Records from a data source
········
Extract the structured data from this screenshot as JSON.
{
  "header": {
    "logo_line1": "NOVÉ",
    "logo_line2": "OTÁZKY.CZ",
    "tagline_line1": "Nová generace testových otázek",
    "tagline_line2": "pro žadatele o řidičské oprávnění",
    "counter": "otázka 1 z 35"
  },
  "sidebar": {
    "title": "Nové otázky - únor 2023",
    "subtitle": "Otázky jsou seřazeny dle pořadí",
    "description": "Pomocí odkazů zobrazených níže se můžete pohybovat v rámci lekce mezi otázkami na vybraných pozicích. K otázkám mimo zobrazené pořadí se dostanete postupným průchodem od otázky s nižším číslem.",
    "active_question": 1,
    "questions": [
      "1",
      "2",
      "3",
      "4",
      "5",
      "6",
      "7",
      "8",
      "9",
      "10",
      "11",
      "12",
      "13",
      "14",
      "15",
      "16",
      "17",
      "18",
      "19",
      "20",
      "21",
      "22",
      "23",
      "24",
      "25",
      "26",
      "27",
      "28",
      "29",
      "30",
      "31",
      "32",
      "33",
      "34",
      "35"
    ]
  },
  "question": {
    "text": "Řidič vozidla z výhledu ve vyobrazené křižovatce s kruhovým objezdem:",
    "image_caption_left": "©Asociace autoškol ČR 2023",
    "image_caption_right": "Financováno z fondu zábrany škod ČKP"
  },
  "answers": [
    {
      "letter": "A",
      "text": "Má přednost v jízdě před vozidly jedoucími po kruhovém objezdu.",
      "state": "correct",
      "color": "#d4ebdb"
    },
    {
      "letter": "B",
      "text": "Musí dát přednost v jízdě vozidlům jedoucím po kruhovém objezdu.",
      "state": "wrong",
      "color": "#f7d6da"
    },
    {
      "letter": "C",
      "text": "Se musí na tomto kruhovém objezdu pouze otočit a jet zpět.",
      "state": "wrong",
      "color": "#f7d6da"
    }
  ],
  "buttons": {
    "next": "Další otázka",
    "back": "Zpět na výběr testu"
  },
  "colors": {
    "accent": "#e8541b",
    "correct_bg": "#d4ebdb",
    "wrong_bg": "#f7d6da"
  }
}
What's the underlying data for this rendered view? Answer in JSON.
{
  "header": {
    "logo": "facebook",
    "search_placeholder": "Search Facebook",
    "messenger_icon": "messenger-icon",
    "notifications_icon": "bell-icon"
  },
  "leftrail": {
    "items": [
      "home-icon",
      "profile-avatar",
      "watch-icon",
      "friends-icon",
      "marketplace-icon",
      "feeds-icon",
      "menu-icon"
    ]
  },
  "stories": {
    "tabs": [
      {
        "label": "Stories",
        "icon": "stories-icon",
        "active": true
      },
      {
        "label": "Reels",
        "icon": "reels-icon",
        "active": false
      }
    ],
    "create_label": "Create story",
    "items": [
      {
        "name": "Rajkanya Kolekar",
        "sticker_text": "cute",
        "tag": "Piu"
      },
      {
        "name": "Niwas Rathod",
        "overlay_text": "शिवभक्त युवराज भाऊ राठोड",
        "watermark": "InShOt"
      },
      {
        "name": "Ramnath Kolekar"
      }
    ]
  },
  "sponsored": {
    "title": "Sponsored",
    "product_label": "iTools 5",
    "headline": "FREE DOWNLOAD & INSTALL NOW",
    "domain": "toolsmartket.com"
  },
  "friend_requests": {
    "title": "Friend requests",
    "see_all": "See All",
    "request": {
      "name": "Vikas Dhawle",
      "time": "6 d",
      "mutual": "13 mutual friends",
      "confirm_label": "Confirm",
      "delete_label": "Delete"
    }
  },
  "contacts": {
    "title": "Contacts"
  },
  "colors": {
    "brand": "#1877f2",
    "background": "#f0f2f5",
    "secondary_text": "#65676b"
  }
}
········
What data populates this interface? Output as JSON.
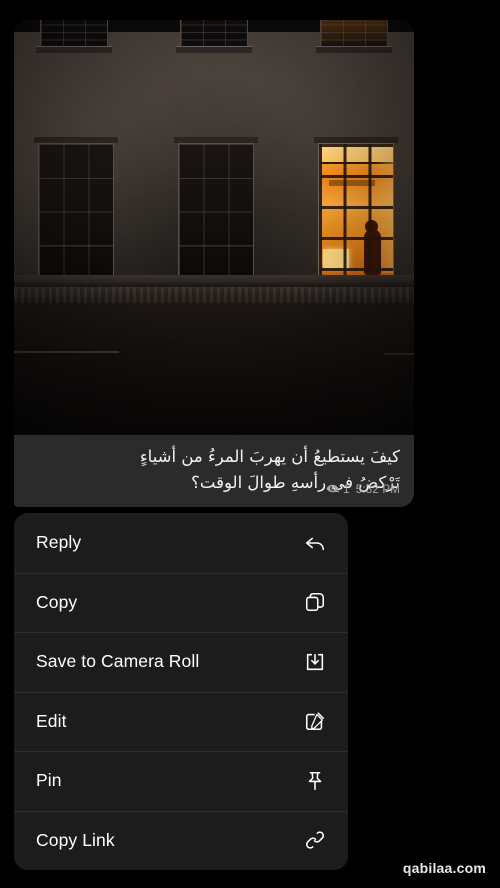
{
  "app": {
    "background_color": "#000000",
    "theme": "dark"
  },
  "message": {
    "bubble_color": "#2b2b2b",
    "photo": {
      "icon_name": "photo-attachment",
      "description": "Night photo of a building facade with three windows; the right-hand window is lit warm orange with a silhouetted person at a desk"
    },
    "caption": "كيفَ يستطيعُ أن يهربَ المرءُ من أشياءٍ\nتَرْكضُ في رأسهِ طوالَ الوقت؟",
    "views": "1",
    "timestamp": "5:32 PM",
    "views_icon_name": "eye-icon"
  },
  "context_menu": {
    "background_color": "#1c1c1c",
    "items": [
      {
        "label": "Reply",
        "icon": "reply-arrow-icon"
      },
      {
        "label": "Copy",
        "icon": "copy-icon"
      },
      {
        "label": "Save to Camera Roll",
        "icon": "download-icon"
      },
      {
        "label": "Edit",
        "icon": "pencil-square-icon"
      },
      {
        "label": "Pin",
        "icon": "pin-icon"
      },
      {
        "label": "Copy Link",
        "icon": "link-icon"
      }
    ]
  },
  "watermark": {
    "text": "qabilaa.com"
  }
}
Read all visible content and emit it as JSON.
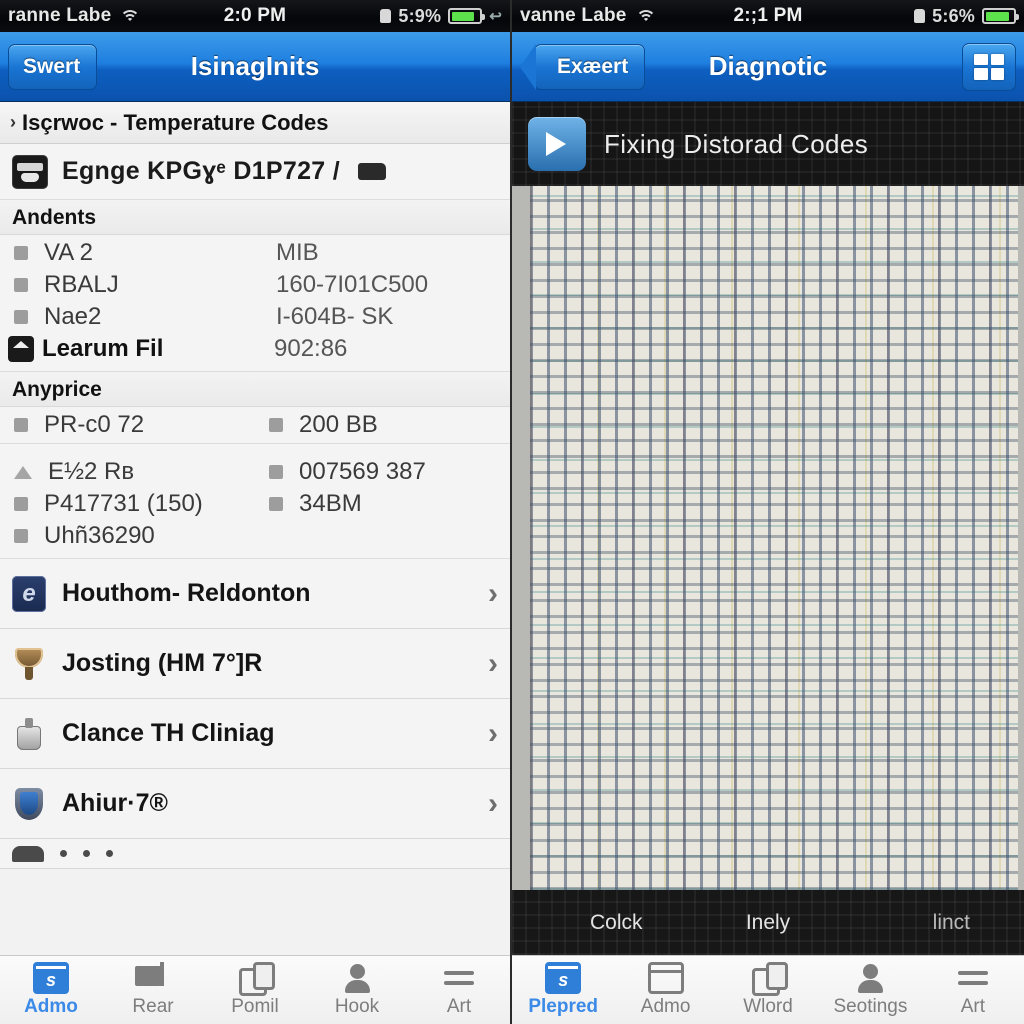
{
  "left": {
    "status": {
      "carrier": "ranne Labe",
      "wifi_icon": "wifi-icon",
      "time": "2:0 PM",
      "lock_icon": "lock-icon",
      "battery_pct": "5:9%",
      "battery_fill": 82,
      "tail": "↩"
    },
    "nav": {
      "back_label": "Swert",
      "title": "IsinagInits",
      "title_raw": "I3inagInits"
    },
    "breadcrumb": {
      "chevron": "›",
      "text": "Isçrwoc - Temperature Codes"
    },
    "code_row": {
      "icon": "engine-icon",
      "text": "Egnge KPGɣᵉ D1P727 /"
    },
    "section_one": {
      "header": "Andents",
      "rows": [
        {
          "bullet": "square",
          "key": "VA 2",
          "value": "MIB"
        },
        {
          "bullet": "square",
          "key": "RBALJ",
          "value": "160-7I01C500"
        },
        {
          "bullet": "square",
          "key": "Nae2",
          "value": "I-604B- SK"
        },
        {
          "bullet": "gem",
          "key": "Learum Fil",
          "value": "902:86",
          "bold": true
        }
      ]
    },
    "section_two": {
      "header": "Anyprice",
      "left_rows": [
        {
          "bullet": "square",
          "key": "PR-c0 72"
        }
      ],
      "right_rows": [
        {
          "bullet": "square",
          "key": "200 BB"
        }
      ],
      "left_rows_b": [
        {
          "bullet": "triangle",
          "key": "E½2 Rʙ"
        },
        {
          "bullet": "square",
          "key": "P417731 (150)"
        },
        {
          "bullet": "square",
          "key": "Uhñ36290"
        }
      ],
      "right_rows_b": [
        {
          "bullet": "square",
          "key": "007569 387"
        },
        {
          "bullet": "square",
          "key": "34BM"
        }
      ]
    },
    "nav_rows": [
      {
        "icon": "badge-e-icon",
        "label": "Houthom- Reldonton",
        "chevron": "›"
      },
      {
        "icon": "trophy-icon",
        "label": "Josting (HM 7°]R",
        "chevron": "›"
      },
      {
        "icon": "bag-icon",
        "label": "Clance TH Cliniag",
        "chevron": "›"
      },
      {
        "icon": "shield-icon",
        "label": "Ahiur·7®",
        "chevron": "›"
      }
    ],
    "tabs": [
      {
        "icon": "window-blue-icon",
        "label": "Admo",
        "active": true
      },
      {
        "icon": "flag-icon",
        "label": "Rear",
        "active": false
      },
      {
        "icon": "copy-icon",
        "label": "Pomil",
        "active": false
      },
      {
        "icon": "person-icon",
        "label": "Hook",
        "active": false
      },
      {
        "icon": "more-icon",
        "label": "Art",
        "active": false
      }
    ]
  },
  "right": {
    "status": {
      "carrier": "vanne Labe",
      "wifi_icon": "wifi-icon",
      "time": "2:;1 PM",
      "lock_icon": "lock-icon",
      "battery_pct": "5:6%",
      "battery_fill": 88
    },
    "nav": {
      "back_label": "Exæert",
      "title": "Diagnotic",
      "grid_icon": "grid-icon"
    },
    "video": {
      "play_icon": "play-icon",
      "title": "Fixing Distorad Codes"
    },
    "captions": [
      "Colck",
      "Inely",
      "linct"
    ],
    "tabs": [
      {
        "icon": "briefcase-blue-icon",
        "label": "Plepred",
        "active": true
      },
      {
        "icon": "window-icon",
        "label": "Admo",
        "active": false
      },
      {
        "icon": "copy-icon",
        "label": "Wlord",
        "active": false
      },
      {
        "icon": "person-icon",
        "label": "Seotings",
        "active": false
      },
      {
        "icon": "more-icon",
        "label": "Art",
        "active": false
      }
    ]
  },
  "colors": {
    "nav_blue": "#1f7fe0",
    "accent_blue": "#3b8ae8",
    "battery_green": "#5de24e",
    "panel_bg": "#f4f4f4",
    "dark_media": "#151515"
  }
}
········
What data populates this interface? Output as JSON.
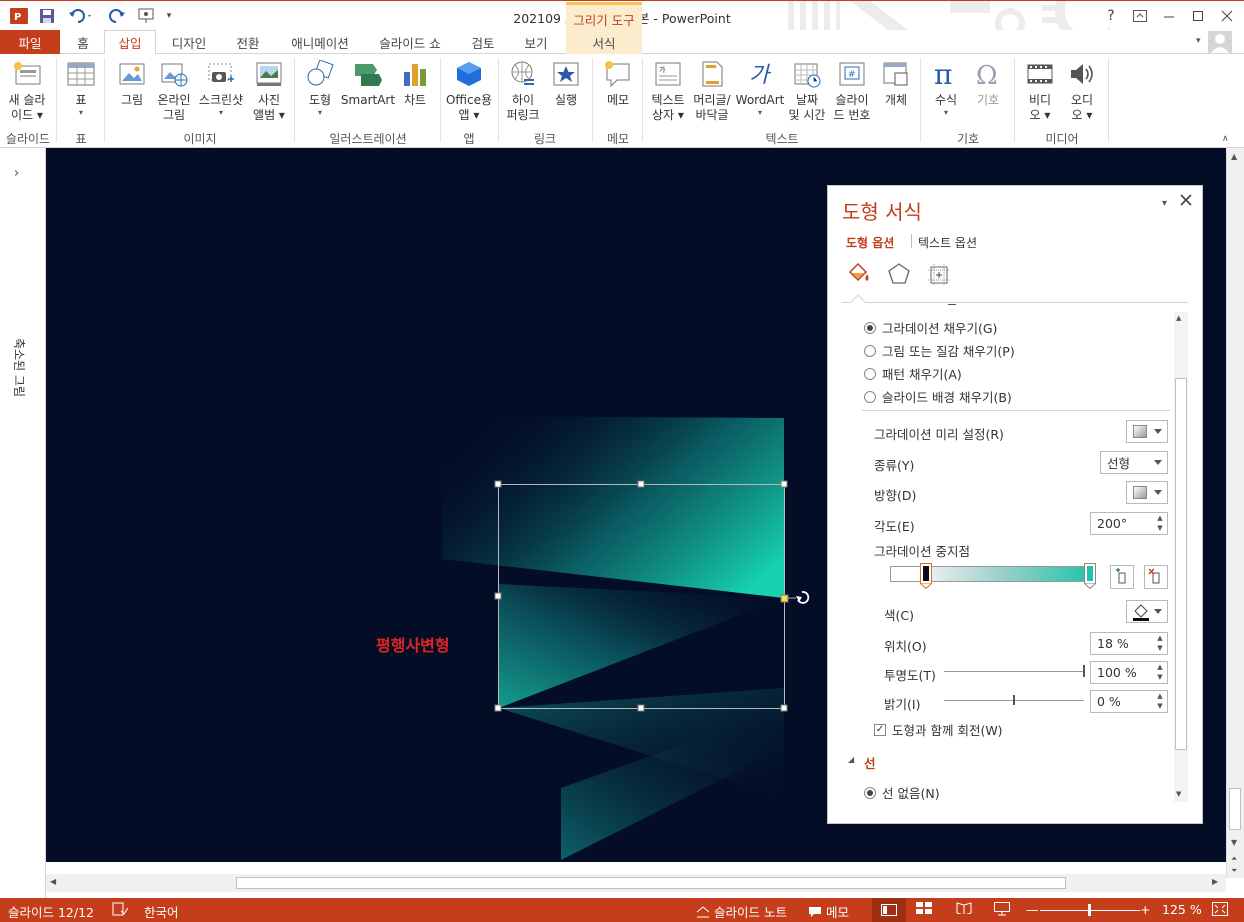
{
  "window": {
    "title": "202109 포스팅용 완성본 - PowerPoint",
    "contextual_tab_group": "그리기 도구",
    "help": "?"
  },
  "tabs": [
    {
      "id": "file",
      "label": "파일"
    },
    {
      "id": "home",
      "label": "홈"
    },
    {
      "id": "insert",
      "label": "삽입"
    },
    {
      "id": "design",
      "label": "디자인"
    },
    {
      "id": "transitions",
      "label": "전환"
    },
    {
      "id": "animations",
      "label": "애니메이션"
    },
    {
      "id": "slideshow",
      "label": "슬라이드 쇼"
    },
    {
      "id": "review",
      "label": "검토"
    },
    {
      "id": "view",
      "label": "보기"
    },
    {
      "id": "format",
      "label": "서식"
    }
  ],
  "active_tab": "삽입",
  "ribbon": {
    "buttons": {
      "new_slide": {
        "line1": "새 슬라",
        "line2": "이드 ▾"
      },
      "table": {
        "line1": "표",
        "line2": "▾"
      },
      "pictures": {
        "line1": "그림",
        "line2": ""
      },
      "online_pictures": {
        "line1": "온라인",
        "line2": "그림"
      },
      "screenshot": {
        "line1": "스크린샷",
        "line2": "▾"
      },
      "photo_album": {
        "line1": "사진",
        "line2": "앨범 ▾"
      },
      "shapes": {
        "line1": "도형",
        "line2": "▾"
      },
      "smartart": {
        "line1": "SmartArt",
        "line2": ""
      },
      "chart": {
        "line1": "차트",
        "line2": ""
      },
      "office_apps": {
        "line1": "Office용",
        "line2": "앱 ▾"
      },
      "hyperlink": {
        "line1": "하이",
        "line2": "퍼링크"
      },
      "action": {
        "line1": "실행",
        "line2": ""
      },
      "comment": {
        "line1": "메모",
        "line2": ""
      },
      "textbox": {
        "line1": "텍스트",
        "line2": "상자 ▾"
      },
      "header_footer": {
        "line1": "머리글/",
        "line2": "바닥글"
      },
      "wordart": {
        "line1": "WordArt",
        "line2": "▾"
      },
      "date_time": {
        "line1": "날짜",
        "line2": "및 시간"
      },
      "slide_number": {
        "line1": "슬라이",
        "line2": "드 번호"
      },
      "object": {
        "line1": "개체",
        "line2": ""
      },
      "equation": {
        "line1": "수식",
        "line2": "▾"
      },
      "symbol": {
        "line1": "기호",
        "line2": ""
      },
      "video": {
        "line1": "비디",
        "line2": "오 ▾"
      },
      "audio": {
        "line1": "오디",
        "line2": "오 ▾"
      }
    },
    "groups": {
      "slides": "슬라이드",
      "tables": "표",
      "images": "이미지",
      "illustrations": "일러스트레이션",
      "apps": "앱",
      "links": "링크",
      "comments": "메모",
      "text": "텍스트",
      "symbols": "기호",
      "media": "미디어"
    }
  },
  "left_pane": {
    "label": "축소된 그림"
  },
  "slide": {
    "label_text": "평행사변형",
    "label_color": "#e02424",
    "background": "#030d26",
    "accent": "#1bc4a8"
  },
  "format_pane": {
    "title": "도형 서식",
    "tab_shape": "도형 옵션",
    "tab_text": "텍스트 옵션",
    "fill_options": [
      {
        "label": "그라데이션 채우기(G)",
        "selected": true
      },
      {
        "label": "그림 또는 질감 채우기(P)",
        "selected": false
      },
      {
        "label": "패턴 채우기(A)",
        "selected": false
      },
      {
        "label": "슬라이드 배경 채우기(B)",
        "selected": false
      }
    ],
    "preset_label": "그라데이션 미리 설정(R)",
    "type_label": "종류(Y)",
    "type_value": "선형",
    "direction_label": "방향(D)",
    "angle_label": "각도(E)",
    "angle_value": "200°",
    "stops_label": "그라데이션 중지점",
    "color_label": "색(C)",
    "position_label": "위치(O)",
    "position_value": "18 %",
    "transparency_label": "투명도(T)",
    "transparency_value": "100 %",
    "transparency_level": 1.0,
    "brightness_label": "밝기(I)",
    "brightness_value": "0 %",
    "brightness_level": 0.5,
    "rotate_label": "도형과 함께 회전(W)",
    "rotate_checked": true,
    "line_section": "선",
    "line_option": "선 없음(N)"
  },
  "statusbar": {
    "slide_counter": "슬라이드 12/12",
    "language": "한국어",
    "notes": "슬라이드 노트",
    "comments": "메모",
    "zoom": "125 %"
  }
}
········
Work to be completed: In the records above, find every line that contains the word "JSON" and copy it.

Task response:
Extract the structured data from this screenshot as JSON.
What's the underlying data for this rendered view? Answer in JSON.
What data populates this interface? Output as JSON.
Read all visible content and emit it as JSON.
What data populates this interface? Output as JSON.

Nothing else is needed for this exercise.